Assignment >>
"subtitle" appears in how many lines of the entries? State only the number.

Records from a dataset:
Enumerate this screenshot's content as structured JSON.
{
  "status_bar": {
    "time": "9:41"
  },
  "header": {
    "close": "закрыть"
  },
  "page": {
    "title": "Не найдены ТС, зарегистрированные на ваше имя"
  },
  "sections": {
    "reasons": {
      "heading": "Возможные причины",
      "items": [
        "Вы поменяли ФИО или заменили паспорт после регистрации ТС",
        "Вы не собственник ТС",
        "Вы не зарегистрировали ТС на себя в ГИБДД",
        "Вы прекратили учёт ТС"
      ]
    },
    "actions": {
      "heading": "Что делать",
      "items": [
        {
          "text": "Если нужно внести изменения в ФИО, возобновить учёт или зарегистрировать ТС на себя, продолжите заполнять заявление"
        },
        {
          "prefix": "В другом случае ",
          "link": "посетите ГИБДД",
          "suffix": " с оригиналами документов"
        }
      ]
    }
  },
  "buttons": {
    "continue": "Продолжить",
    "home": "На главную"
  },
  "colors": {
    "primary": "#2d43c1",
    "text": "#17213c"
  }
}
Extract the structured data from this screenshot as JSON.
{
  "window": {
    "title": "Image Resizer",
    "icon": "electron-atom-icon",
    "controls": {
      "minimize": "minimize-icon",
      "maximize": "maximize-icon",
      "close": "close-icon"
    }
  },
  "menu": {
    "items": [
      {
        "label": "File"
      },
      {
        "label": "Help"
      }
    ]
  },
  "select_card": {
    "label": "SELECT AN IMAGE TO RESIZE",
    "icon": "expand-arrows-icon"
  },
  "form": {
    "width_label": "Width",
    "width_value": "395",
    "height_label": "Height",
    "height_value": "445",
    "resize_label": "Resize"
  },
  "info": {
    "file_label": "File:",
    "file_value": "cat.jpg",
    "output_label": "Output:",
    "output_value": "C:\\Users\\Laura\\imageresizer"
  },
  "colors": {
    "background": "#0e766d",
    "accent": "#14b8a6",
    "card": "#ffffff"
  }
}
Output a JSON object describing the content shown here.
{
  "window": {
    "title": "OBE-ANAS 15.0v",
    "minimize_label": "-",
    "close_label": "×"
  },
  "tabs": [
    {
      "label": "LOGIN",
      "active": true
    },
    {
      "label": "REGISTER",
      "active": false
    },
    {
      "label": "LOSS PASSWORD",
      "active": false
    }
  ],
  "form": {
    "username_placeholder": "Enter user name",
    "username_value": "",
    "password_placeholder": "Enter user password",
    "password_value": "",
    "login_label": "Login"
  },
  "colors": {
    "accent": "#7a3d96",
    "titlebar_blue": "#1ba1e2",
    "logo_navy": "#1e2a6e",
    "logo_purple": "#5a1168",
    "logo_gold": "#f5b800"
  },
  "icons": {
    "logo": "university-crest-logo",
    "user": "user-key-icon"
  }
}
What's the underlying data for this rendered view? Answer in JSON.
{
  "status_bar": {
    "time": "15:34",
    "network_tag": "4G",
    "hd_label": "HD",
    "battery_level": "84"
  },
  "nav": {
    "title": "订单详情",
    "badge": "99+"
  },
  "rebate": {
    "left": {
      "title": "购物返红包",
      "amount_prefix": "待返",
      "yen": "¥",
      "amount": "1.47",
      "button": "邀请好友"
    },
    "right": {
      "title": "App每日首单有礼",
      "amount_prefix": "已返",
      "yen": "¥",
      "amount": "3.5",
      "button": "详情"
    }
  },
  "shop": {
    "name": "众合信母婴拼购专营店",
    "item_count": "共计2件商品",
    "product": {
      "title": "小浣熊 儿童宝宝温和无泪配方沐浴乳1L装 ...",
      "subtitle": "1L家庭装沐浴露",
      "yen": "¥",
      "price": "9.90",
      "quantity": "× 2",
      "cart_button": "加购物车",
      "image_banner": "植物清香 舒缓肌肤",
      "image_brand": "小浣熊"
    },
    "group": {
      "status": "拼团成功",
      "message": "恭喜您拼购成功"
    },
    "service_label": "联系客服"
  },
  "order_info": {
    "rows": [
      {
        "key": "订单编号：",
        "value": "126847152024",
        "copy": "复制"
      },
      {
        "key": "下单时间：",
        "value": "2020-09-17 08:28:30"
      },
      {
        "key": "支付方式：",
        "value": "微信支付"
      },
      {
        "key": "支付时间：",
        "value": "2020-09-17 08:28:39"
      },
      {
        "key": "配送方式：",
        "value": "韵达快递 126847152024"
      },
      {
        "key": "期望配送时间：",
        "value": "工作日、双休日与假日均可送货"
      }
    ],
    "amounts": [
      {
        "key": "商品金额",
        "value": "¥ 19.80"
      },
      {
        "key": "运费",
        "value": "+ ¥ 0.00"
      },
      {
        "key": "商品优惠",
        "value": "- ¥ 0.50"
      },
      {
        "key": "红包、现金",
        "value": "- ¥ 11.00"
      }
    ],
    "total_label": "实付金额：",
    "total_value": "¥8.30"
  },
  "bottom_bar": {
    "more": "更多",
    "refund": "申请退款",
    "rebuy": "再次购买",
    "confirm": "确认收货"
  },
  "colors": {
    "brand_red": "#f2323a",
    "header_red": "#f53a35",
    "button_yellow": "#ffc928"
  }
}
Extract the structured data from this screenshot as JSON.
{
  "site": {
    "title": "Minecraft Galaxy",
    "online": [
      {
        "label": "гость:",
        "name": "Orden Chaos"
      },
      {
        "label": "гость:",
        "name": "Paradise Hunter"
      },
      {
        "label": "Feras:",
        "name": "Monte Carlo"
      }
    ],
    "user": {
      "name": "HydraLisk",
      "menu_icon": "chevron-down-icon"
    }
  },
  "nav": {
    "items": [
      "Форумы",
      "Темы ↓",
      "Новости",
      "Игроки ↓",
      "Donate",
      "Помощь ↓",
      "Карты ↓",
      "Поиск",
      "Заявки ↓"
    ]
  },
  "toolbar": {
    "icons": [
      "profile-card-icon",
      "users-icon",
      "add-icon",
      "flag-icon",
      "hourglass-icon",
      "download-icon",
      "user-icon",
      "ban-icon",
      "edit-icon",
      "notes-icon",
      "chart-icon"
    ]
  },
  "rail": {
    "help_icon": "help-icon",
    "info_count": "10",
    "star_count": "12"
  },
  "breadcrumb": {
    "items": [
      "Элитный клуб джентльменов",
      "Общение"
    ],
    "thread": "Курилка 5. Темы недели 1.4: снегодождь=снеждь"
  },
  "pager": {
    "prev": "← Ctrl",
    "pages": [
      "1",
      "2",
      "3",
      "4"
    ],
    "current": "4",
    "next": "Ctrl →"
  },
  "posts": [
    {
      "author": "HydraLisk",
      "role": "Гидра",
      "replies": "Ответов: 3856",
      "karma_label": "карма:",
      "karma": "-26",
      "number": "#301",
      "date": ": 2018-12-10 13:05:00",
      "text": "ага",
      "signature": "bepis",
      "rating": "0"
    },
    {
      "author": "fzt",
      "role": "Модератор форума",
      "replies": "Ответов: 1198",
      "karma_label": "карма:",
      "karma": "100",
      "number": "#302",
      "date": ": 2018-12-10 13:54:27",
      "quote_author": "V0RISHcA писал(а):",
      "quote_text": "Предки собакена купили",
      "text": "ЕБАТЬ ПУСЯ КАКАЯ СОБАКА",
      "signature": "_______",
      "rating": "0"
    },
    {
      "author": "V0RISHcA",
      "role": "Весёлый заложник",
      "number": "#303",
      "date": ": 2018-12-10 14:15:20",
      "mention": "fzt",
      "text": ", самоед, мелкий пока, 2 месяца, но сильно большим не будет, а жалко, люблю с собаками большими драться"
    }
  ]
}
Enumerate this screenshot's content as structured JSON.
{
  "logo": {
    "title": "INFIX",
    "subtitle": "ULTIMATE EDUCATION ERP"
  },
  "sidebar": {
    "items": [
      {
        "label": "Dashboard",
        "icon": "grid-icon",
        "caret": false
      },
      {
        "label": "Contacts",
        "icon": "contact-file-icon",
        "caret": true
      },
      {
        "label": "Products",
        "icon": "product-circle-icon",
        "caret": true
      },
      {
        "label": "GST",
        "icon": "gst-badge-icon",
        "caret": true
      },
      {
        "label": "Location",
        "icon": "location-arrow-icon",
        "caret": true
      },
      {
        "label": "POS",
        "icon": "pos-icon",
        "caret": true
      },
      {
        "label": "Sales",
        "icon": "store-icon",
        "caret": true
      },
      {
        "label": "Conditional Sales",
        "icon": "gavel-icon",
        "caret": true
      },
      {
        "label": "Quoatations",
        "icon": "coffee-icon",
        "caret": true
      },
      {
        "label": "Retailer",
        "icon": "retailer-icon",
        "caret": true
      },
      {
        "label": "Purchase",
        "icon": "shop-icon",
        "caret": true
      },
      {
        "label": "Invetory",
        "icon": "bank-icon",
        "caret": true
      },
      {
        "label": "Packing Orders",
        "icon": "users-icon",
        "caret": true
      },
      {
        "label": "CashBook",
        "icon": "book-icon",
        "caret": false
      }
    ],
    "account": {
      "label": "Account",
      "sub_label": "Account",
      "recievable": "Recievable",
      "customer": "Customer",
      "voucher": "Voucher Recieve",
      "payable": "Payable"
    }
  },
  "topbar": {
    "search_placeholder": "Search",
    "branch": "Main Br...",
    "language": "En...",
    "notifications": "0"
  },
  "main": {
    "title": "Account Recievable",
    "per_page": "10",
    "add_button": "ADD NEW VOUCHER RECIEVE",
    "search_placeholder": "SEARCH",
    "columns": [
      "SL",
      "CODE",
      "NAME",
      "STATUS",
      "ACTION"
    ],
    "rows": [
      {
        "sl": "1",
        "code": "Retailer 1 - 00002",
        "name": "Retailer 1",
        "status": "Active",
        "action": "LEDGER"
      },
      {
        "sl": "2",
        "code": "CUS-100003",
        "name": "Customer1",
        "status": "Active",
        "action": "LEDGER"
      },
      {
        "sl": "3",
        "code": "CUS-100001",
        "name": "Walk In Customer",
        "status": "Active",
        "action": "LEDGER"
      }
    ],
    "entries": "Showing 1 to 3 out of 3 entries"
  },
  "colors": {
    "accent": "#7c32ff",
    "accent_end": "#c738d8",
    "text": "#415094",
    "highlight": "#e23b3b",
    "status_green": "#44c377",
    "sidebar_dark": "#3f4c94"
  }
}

Problem solution >>
2